Concepts: Protein, Cell, Electric charge, Amino acid, Amine, Cell membrane, Electrostatics, Sulfonic acid


The peptide drug enfuvirtide (T20) is the only HIV-1 fusion inhibitor in clinical use, but it easily induces drug-resistance, calling for new strategies for developing next-generation drugs. On the basis of the M-T hook structure, we recently developed highly potent short-peptide HIV-1 fusion inhibitors (MTSC22 and HP23), which mainly target the conserved gp41 pocket and possess high genetic barriers to resistance. Here, we focused on the selection and characterization of HIV-1 escape mutants to MTSC22, which revealed new resistance pathways and mechanisms. Two mutations, E49K and L57R, located at the inhibitor-binding site, and two mutations, N126K and E136G, located at the C-terminal heptad repeat region of gp41, were identified as conferring high resistance either singly or in combinations. While E49K reduced the C-terminal binding of inhibitors via an electrostatic repulsion, L57R dramatically disrupted the N-terminal binding of M-T hook structure and pocket-binding domain. Different from E49K and N126K that enhanced the stability of endogenous viral six-helical bundle core (6-HB), L57R and E136G conversely destabilized the 6-HB structure. We also demonstrated that both primary and secondary mutations caused the structural changes of 6-HB and severely impaired the ability of HIV-1 entry. Collectively, our data provide novel insights into the mechanisms of short-peptide fusion inhibitors targeting the gp41 pocket site and help our understanding for the structure and function of gp41 and HIV-1 evolution.

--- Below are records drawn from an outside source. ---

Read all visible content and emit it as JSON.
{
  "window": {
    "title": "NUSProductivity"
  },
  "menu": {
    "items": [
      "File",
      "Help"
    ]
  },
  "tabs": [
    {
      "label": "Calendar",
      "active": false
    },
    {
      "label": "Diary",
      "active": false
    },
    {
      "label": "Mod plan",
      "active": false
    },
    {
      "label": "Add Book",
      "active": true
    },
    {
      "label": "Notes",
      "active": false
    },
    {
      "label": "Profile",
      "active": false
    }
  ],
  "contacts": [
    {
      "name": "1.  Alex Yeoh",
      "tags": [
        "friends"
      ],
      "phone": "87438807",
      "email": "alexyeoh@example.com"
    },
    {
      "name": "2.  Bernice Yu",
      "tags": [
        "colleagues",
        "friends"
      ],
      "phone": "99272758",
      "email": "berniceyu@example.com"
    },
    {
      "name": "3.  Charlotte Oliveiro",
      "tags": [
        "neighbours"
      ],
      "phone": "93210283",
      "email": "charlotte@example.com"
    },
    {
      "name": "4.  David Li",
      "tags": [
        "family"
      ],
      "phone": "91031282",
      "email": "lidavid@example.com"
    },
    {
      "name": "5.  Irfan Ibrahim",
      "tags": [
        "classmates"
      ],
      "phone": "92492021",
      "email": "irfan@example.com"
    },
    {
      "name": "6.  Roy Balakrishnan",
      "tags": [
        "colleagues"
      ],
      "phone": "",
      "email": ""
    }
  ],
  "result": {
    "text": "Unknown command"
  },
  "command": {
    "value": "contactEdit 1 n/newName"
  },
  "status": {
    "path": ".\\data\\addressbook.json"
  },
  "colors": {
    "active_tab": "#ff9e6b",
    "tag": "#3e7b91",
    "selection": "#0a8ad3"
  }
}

Concepts: HIV, Protein, Michael Faraday, Electrostatics, Electric field, CCR5, Inhibitor, Entry inhibitor